REQUIRED WORK: Check each line of the listing for the word "name" and report how many lines contain it, giving nothing but the number.

(EXTRACTED DATA)

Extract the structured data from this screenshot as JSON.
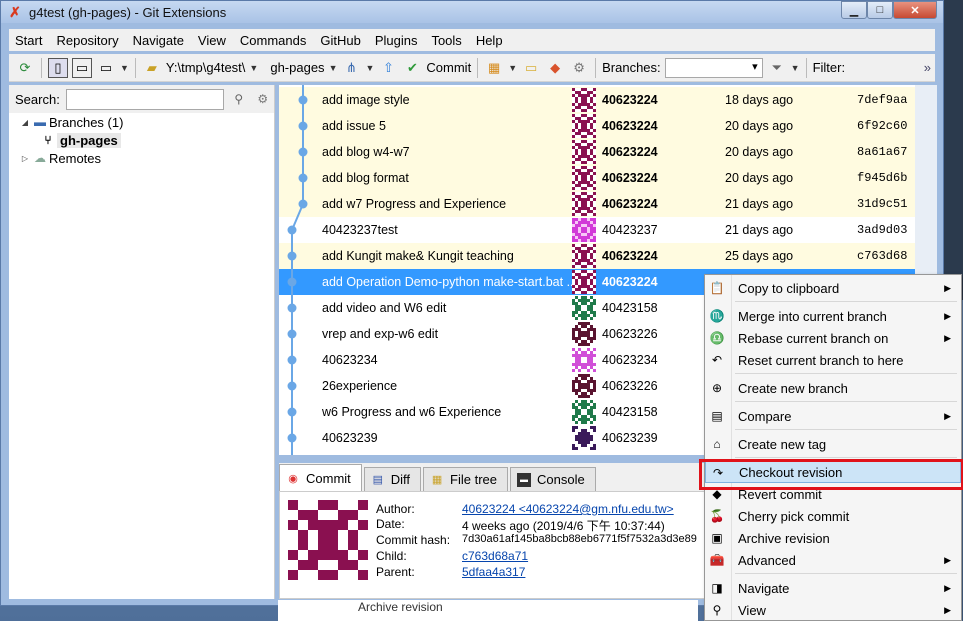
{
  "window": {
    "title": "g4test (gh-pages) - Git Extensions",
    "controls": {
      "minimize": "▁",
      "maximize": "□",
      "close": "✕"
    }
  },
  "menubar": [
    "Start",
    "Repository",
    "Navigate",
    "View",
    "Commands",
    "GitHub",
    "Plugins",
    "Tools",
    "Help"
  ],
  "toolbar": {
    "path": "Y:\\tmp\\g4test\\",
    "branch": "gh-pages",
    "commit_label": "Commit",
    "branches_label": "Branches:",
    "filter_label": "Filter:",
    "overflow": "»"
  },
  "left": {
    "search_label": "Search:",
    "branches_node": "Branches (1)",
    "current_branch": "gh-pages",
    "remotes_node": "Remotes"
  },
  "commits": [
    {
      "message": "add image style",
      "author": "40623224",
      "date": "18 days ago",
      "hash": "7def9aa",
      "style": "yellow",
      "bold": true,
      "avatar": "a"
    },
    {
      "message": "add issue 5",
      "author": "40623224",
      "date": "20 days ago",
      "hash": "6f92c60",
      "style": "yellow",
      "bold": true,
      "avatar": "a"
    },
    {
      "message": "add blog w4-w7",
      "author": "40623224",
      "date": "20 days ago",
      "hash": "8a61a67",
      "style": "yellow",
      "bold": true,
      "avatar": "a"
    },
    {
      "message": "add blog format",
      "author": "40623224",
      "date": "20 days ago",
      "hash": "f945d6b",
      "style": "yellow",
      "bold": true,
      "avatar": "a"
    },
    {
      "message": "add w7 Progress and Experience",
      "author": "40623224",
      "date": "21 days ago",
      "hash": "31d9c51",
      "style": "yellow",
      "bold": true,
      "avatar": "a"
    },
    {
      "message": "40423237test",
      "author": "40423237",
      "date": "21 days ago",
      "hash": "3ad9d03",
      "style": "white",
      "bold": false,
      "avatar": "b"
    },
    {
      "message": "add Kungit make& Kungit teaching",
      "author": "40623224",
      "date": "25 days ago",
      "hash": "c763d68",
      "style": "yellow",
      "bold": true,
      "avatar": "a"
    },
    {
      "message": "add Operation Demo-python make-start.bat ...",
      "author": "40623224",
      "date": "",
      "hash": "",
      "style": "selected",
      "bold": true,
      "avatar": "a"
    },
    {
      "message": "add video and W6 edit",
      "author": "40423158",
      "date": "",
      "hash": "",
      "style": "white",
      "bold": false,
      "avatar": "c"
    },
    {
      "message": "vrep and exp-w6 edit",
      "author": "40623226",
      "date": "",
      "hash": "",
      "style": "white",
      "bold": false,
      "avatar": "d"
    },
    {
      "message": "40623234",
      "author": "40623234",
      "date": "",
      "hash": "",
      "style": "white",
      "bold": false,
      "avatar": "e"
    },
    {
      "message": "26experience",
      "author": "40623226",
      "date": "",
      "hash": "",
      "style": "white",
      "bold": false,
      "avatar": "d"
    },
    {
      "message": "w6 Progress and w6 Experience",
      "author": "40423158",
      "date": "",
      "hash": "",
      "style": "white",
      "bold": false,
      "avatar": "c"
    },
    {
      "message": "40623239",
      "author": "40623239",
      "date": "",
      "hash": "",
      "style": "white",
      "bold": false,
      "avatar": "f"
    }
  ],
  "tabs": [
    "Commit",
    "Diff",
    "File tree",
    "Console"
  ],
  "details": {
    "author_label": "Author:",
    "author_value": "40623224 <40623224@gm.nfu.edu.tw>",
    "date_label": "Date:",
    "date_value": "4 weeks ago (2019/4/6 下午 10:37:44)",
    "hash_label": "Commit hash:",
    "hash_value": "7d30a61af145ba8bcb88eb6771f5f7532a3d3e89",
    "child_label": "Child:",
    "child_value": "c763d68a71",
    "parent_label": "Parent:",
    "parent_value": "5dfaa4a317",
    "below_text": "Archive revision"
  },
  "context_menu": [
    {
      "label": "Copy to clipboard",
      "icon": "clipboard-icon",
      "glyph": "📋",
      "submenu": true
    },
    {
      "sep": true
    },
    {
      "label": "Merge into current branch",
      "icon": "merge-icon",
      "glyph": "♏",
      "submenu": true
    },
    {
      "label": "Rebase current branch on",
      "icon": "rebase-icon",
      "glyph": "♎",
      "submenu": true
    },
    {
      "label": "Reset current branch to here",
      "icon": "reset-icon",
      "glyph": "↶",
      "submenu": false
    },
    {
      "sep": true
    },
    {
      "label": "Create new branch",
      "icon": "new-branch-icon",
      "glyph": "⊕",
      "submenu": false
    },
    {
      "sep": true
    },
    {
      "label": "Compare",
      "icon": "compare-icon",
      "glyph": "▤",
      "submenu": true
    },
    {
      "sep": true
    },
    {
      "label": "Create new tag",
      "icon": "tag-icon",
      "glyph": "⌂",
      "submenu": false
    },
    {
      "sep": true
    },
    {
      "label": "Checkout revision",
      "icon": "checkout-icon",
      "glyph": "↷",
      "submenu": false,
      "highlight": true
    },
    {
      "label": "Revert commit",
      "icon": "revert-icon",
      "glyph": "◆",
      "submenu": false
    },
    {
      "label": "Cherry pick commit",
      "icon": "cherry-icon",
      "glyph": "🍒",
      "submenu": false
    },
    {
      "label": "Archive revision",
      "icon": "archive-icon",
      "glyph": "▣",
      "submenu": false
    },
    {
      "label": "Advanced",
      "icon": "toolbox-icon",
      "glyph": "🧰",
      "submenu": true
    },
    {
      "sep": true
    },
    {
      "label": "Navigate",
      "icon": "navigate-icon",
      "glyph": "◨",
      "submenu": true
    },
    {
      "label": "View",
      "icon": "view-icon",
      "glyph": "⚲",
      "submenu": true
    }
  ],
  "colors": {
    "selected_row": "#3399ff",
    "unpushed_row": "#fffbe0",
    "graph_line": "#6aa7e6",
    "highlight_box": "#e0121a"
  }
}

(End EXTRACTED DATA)
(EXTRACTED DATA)

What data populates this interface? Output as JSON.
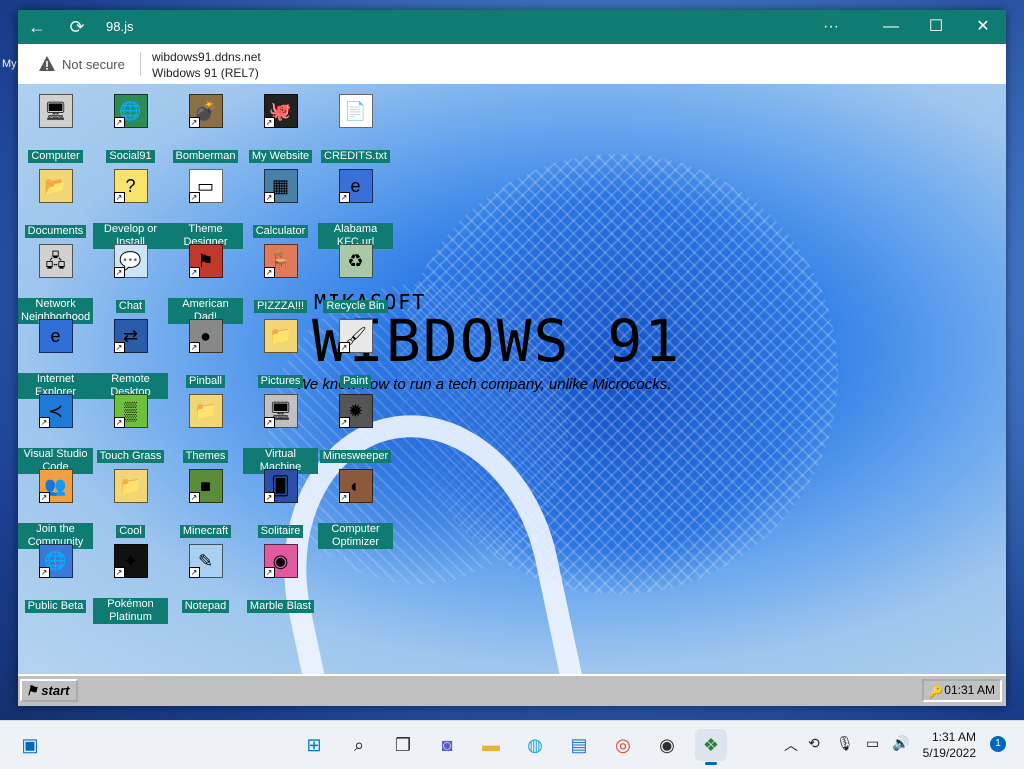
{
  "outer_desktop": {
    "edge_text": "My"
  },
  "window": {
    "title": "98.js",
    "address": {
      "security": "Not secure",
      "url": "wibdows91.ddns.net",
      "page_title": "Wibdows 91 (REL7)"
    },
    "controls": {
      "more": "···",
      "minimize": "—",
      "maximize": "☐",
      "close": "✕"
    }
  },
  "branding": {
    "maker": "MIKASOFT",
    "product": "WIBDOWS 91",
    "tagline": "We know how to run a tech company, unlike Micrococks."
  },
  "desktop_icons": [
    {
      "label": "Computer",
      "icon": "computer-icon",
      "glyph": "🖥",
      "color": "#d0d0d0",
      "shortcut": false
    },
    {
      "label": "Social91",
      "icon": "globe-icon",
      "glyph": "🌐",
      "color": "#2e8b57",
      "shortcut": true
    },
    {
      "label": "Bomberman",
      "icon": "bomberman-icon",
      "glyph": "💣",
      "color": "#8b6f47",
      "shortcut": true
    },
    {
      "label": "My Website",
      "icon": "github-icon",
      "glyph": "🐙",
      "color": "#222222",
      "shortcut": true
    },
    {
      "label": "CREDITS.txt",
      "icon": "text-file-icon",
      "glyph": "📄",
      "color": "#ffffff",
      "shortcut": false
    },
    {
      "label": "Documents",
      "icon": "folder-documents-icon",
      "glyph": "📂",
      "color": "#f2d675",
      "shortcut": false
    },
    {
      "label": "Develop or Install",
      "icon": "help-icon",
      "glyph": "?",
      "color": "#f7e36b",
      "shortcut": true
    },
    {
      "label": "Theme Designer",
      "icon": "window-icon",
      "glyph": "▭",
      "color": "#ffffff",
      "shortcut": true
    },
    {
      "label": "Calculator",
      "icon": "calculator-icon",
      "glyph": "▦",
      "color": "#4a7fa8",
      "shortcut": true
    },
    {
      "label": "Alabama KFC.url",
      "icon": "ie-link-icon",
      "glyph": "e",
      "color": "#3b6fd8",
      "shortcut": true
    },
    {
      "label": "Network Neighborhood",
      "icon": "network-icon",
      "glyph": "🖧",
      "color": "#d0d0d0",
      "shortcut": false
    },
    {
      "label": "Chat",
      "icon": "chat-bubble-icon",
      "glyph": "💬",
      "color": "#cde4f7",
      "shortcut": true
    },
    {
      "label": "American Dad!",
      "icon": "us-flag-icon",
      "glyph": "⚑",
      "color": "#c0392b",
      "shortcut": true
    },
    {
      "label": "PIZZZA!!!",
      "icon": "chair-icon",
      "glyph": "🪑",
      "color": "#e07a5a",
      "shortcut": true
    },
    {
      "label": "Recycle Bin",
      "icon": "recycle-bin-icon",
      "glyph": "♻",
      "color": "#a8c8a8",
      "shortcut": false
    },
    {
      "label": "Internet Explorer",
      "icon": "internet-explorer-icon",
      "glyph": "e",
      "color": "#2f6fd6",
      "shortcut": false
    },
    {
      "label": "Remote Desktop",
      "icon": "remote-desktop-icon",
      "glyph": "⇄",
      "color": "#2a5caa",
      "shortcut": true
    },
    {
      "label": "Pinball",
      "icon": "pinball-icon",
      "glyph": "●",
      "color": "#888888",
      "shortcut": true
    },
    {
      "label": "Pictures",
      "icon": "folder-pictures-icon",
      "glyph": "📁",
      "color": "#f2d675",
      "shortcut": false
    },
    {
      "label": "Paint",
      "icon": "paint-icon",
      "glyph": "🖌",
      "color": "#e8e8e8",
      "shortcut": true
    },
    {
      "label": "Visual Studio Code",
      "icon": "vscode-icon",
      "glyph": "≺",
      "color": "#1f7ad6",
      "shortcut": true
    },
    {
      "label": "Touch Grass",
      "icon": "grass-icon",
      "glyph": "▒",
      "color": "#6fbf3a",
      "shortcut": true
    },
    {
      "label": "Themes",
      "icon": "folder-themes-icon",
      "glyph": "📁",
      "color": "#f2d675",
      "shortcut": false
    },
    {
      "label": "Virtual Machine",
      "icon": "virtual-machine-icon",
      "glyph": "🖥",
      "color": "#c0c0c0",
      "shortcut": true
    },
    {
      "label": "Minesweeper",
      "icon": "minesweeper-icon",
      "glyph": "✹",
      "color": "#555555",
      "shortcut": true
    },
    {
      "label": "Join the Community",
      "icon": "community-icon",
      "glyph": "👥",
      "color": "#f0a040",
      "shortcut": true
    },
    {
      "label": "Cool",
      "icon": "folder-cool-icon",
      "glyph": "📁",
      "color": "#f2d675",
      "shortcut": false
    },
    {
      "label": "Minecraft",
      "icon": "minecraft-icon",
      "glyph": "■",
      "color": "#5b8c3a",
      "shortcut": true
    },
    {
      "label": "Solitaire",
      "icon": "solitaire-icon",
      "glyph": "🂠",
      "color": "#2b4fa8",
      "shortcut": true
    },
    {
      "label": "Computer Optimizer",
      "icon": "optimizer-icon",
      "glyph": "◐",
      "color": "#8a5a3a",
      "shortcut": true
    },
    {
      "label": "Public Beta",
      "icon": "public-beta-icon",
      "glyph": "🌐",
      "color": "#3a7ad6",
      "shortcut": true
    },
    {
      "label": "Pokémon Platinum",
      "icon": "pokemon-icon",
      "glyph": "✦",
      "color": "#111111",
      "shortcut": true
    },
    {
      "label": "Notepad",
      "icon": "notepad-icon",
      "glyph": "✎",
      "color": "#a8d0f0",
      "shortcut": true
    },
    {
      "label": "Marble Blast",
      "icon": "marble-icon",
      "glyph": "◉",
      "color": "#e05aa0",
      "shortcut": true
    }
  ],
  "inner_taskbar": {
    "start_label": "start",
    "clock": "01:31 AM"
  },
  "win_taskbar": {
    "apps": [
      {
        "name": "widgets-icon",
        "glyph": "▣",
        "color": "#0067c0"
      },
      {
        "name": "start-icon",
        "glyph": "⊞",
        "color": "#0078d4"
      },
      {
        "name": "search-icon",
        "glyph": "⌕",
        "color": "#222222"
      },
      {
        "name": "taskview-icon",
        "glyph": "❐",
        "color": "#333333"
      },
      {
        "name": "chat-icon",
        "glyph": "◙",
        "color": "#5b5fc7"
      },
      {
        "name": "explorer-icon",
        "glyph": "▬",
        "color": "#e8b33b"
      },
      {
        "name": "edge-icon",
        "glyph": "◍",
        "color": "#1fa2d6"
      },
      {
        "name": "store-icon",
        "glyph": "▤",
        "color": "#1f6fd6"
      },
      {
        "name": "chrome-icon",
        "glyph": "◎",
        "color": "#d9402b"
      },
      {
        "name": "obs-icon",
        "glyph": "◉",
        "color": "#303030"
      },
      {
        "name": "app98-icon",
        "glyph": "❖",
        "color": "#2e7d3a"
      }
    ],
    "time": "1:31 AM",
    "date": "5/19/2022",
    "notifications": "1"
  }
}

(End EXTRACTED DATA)

WRITTEN RESPONSE: 11